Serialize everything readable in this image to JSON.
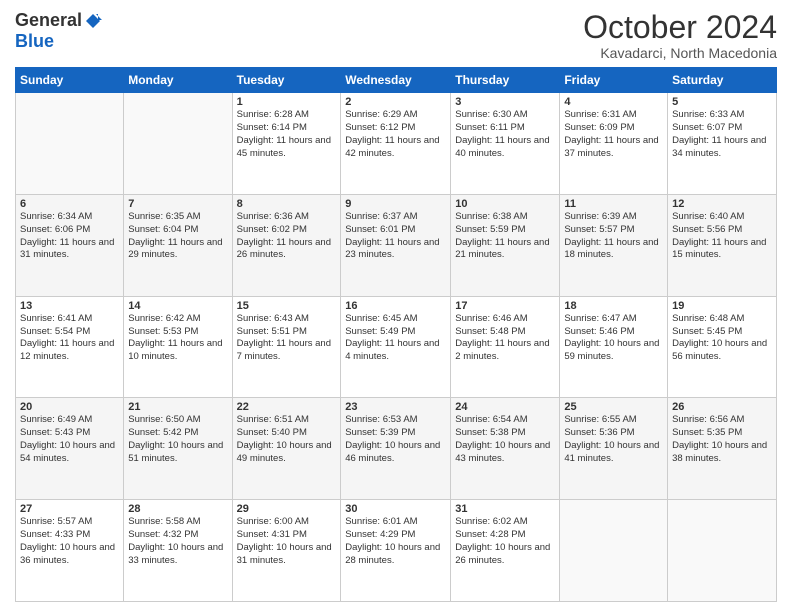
{
  "header": {
    "logo_general": "General",
    "logo_blue": "Blue",
    "month_title": "October 2024",
    "location": "Kavadarci, North Macedonia"
  },
  "days_of_week": [
    "Sunday",
    "Monday",
    "Tuesday",
    "Wednesday",
    "Thursday",
    "Friday",
    "Saturday"
  ],
  "weeks": [
    [
      {
        "day": "",
        "info": ""
      },
      {
        "day": "",
        "info": ""
      },
      {
        "day": "1",
        "info": "Sunrise: 6:28 AM\nSunset: 6:14 PM\nDaylight: 11 hours and 45 minutes."
      },
      {
        "day": "2",
        "info": "Sunrise: 6:29 AM\nSunset: 6:12 PM\nDaylight: 11 hours and 42 minutes."
      },
      {
        "day": "3",
        "info": "Sunrise: 6:30 AM\nSunset: 6:11 PM\nDaylight: 11 hours and 40 minutes."
      },
      {
        "day": "4",
        "info": "Sunrise: 6:31 AM\nSunset: 6:09 PM\nDaylight: 11 hours and 37 minutes."
      },
      {
        "day": "5",
        "info": "Sunrise: 6:33 AM\nSunset: 6:07 PM\nDaylight: 11 hours and 34 minutes."
      }
    ],
    [
      {
        "day": "6",
        "info": "Sunrise: 6:34 AM\nSunset: 6:06 PM\nDaylight: 11 hours and 31 minutes."
      },
      {
        "day": "7",
        "info": "Sunrise: 6:35 AM\nSunset: 6:04 PM\nDaylight: 11 hours and 29 minutes."
      },
      {
        "day": "8",
        "info": "Sunrise: 6:36 AM\nSunset: 6:02 PM\nDaylight: 11 hours and 26 minutes."
      },
      {
        "day": "9",
        "info": "Sunrise: 6:37 AM\nSunset: 6:01 PM\nDaylight: 11 hours and 23 minutes."
      },
      {
        "day": "10",
        "info": "Sunrise: 6:38 AM\nSunset: 5:59 PM\nDaylight: 11 hours and 21 minutes."
      },
      {
        "day": "11",
        "info": "Sunrise: 6:39 AM\nSunset: 5:57 PM\nDaylight: 11 hours and 18 minutes."
      },
      {
        "day": "12",
        "info": "Sunrise: 6:40 AM\nSunset: 5:56 PM\nDaylight: 11 hours and 15 minutes."
      }
    ],
    [
      {
        "day": "13",
        "info": "Sunrise: 6:41 AM\nSunset: 5:54 PM\nDaylight: 11 hours and 12 minutes."
      },
      {
        "day": "14",
        "info": "Sunrise: 6:42 AM\nSunset: 5:53 PM\nDaylight: 11 hours and 10 minutes."
      },
      {
        "day": "15",
        "info": "Sunrise: 6:43 AM\nSunset: 5:51 PM\nDaylight: 11 hours and 7 minutes."
      },
      {
        "day": "16",
        "info": "Sunrise: 6:45 AM\nSunset: 5:49 PM\nDaylight: 11 hours and 4 minutes."
      },
      {
        "day": "17",
        "info": "Sunrise: 6:46 AM\nSunset: 5:48 PM\nDaylight: 11 hours and 2 minutes."
      },
      {
        "day": "18",
        "info": "Sunrise: 6:47 AM\nSunset: 5:46 PM\nDaylight: 10 hours and 59 minutes."
      },
      {
        "day": "19",
        "info": "Sunrise: 6:48 AM\nSunset: 5:45 PM\nDaylight: 10 hours and 56 minutes."
      }
    ],
    [
      {
        "day": "20",
        "info": "Sunrise: 6:49 AM\nSunset: 5:43 PM\nDaylight: 10 hours and 54 minutes."
      },
      {
        "day": "21",
        "info": "Sunrise: 6:50 AM\nSunset: 5:42 PM\nDaylight: 10 hours and 51 minutes."
      },
      {
        "day": "22",
        "info": "Sunrise: 6:51 AM\nSunset: 5:40 PM\nDaylight: 10 hours and 49 minutes."
      },
      {
        "day": "23",
        "info": "Sunrise: 6:53 AM\nSunset: 5:39 PM\nDaylight: 10 hours and 46 minutes."
      },
      {
        "day": "24",
        "info": "Sunrise: 6:54 AM\nSunset: 5:38 PM\nDaylight: 10 hours and 43 minutes."
      },
      {
        "day": "25",
        "info": "Sunrise: 6:55 AM\nSunset: 5:36 PM\nDaylight: 10 hours and 41 minutes."
      },
      {
        "day": "26",
        "info": "Sunrise: 6:56 AM\nSunset: 5:35 PM\nDaylight: 10 hours and 38 minutes."
      }
    ],
    [
      {
        "day": "27",
        "info": "Sunrise: 5:57 AM\nSunset: 4:33 PM\nDaylight: 10 hours and 36 minutes."
      },
      {
        "day": "28",
        "info": "Sunrise: 5:58 AM\nSunset: 4:32 PM\nDaylight: 10 hours and 33 minutes."
      },
      {
        "day": "29",
        "info": "Sunrise: 6:00 AM\nSunset: 4:31 PM\nDaylight: 10 hours and 31 minutes."
      },
      {
        "day": "30",
        "info": "Sunrise: 6:01 AM\nSunset: 4:29 PM\nDaylight: 10 hours and 28 minutes."
      },
      {
        "day": "31",
        "info": "Sunrise: 6:02 AM\nSunset: 4:28 PM\nDaylight: 10 hours and 26 minutes."
      },
      {
        "day": "",
        "info": ""
      },
      {
        "day": "",
        "info": ""
      }
    ]
  ]
}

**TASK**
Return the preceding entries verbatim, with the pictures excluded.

**OUTPUT BELOW**
Serialize everything readable in this image to JSON.
{
  "header": {
    "logo_general": "General",
    "logo_blue": "Blue",
    "month_title": "October 2024",
    "location": "Kavadarci, North Macedonia"
  },
  "days_of_week": [
    "Sunday",
    "Monday",
    "Tuesday",
    "Wednesday",
    "Thursday",
    "Friday",
    "Saturday"
  ],
  "weeks": [
    [
      {
        "day": "",
        "info": ""
      },
      {
        "day": "",
        "info": ""
      },
      {
        "day": "1",
        "info": "Sunrise: 6:28 AM\nSunset: 6:14 PM\nDaylight: 11 hours and 45 minutes."
      },
      {
        "day": "2",
        "info": "Sunrise: 6:29 AM\nSunset: 6:12 PM\nDaylight: 11 hours and 42 minutes."
      },
      {
        "day": "3",
        "info": "Sunrise: 6:30 AM\nSunset: 6:11 PM\nDaylight: 11 hours and 40 minutes."
      },
      {
        "day": "4",
        "info": "Sunrise: 6:31 AM\nSunset: 6:09 PM\nDaylight: 11 hours and 37 minutes."
      },
      {
        "day": "5",
        "info": "Sunrise: 6:33 AM\nSunset: 6:07 PM\nDaylight: 11 hours and 34 minutes."
      }
    ],
    [
      {
        "day": "6",
        "info": "Sunrise: 6:34 AM\nSunset: 6:06 PM\nDaylight: 11 hours and 31 minutes."
      },
      {
        "day": "7",
        "info": "Sunrise: 6:35 AM\nSunset: 6:04 PM\nDaylight: 11 hours and 29 minutes."
      },
      {
        "day": "8",
        "info": "Sunrise: 6:36 AM\nSunset: 6:02 PM\nDaylight: 11 hours and 26 minutes."
      },
      {
        "day": "9",
        "info": "Sunrise: 6:37 AM\nSunset: 6:01 PM\nDaylight: 11 hours and 23 minutes."
      },
      {
        "day": "10",
        "info": "Sunrise: 6:38 AM\nSunset: 5:59 PM\nDaylight: 11 hours and 21 minutes."
      },
      {
        "day": "11",
        "info": "Sunrise: 6:39 AM\nSunset: 5:57 PM\nDaylight: 11 hours and 18 minutes."
      },
      {
        "day": "12",
        "info": "Sunrise: 6:40 AM\nSunset: 5:56 PM\nDaylight: 11 hours and 15 minutes."
      }
    ],
    [
      {
        "day": "13",
        "info": "Sunrise: 6:41 AM\nSunset: 5:54 PM\nDaylight: 11 hours and 12 minutes."
      },
      {
        "day": "14",
        "info": "Sunrise: 6:42 AM\nSunset: 5:53 PM\nDaylight: 11 hours and 10 minutes."
      },
      {
        "day": "15",
        "info": "Sunrise: 6:43 AM\nSunset: 5:51 PM\nDaylight: 11 hours and 7 minutes."
      },
      {
        "day": "16",
        "info": "Sunrise: 6:45 AM\nSunset: 5:49 PM\nDaylight: 11 hours and 4 minutes."
      },
      {
        "day": "17",
        "info": "Sunrise: 6:46 AM\nSunset: 5:48 PM\nDaylight: 11 hours and 2 minutes."
      },
      {
        "day": "18",
        "info": "Sunrise: 6:47 AM\nSunset: 5:46 PM\nDaylight: 10 hours and 59 minutes."
      },
      {
        "day": "19",
        "info": "Sunrise: 6:48 AM\nSunset: 5:45 PM\nDaylight: 10 hours and 56 minutes."
      }
    ],
    [
      {
        "day": "20",
        "info": "Sunrise: 6:49 AM\nSunset: 5:43 PM\nDaylight: 10 hours and 54 minutes."
      },
      {
        "day": "21",
        "info": "Sunrise: 6:50 AM\nSunset: 5:42 PM\nDaylight: 10 hours and 51 minutes."
      },
      {
        "day": "22",
        "info": "Sunrise: 6:51 AM\nSunset: 5:40 PM\nDaylight: 10 hours and 49 minutes."
      },
      {
        "day": "23",
        "info": "Sunrise: 6:53 AM\nSunset: 5:39 PM\nDaylight: 10 hours and 46 minutes."
      },
      {
        "day": "24",
        "info": "Sunrise: 6:54 AM\nSunset: 5:38 PM\nDaylight: 10 hours and 43 minutes."
      },
      {
        "day": "25",
        "info": "Sunrise: 6:55 AM\nSunset: 5:36 PM\nDaylight: 10 hours and 41 minutes."
      },
      {
        "day": "26",
        "info": "Sunrise: 6:56 AM\nSunset: 5:35 PM\nDaylight: 10 hours and 38 minutes."
      }
    ],
    [
      {
        "day": "27",
        "info": "Sunrise: 5:57 AM\nSunset: 4:33 PM\nDaylight: 10 hours and 36 minutes."
      },
      {
        "day": "28",
        "info": "Sunrise: 5:58 AM\nSunset: 4:32 PM\nDaylight: 10 hours and 33 minutes."
      },
      {
        "day": "29",
        "info": "Sunrise: 6:00 AM\nSunset: 4:31 PM\nDaylight: 10 hours and 31 minutes."
      },
      {
        "day": "30",
        "info": "Sunrise: 6:01 AM\nSunset: 4:29 PM\nDaylight: 10 hours and 28 minutes."
      },
      {
        "day": "31",
        "info": "Sunrise: 6:02 AM\nSunset: 4:28 PM\nDaylight: 10 hours and 26 minutes."
      },
      {
        "day": "",
        "info": ""
      },
      {
        "day": "",
        "info": ""
      }
    ]
  ]
}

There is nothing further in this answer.